There are multiple ways to examine the arterial baroreflex function in humans:

Spontaneous baroreflex sensitivity

The cardiac component of the arterial baroreflex can be assessed by tracking spontaneous beat-to-beat fluctuations in systolic BP and the intervals between cardiac beats (i.e., R-R intervals). Sequences of three or more consecutive beats in which systolic BP and R-R intervals change in the same direction are identified as arterial baroreflex sequences. A linear regression is applied to each individual sequence and the slopes of the systolic BP and R-R interval relationships are averaged for a measure of spontaneous cardiac baroreflex sensitivity, with steeper slopes representing greater sensitivity of the baroreflex function.

Similarly, the sympathetic component of the arterial baroreflex can be assessed by tracking spontaneous beat-to-beat fluctuations in diastolic BP and muscle sympathetic nerve activity (MSNA). The values of MSNA (burst incidence or total activity) are averaged in bins according to their corresponding diastolic BP values. Then, a linear regression is applied between the diastolic BP and MSNA averages. A steeper slope represents greater baroreflex sensitivity.

Modified Oxford technique

This technique consists of the use of vasoactive drugs to drive BP beyond spontaneous fluctuations. A bolus injection of the vasodilator drug sodium nitroprusside, leading to a drop in BP and a reflex increase in HR and MSNA, is followed 60 s later by a bolus injection of the vasoconstrictor drug phenylephrine, thereby leading to a rise in BP and a reflex decrease in HR and MSNA. Then, beat-to-beat systolic and diastolic BP are plotted versus the corresponding HR and MSNA values, respectively. The slope of the linear portion of the relationship between BP versus HR or MSNA is used to estimate baroreflex sensitivity.

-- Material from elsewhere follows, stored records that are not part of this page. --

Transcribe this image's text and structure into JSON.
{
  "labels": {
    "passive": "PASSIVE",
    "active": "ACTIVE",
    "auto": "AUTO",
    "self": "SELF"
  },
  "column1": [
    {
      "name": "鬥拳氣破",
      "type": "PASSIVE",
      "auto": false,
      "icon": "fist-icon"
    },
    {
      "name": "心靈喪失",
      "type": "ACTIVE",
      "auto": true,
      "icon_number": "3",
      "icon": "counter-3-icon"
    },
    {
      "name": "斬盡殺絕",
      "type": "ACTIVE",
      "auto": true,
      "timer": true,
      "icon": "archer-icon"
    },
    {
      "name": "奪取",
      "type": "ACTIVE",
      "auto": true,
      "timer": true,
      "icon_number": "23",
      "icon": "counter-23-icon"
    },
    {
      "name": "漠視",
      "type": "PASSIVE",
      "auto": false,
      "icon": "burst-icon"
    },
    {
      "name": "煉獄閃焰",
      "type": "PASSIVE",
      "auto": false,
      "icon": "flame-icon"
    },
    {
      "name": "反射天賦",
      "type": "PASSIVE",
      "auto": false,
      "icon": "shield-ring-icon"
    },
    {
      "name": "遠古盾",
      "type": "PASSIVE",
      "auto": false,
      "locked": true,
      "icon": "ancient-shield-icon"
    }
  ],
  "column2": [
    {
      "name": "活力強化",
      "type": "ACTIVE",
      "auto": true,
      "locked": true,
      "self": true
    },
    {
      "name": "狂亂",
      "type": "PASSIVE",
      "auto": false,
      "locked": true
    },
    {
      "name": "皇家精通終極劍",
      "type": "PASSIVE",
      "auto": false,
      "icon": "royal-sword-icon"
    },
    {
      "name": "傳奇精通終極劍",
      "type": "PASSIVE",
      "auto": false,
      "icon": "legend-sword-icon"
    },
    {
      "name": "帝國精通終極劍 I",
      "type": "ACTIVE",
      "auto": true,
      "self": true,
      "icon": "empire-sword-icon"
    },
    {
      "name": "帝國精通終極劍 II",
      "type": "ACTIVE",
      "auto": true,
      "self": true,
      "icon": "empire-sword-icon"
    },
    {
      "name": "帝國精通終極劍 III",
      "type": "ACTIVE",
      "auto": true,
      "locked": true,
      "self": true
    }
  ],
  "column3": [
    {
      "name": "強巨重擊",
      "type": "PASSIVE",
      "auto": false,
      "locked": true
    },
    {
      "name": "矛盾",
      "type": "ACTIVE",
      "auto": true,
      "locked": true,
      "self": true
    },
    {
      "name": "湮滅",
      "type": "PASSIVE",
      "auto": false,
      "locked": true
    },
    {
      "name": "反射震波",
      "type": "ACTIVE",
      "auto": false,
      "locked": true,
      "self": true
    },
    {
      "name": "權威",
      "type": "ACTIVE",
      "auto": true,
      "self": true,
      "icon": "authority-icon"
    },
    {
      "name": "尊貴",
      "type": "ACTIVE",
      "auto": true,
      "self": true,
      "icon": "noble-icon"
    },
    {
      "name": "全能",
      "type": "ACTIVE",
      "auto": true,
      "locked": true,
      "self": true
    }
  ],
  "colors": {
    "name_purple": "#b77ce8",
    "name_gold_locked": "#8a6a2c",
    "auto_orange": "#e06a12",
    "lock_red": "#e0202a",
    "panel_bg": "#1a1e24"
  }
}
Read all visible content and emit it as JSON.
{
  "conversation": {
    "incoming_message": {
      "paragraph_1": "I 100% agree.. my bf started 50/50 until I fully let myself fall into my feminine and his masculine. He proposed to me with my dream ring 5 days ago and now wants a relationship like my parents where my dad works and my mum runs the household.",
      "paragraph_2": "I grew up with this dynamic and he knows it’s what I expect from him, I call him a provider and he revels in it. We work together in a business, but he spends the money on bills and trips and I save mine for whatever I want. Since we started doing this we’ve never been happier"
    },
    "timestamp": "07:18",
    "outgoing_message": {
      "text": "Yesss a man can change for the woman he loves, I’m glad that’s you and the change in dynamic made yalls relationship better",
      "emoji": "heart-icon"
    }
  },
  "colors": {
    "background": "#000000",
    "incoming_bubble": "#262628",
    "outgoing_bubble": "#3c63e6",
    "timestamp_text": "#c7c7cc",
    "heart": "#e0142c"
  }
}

Variable pressure neck chamber

This non-invasive technique consists of a collar placed around the anterior 2/3 of the neck to isolate the carotid baroreceptor responses in humans. When pressure is delivered at the collar, the carotid sinuses are compressed and transmural pressure is decreased, leading to a simulated hypotensive stimulus and increases in HR, MSNA and BP. Reciprocally, when suction is delivered, the carotid sinuses are stretched and transmural pressure is increased, leading to a simulated hypertensive stimulus and decreases in HR, MSNA and BP.

Experimental Setup Example of Variable Pressure Neck Chamber:

Experimental Setup Example of Variable Pressure Neck Chamber
Left: Example of experimental set-up using the variable pressure neck chamber. Right: Original tracing from one individual showing beat-to-beat heart rate and blood pressure in response to the application of neck suction at –60 Torr.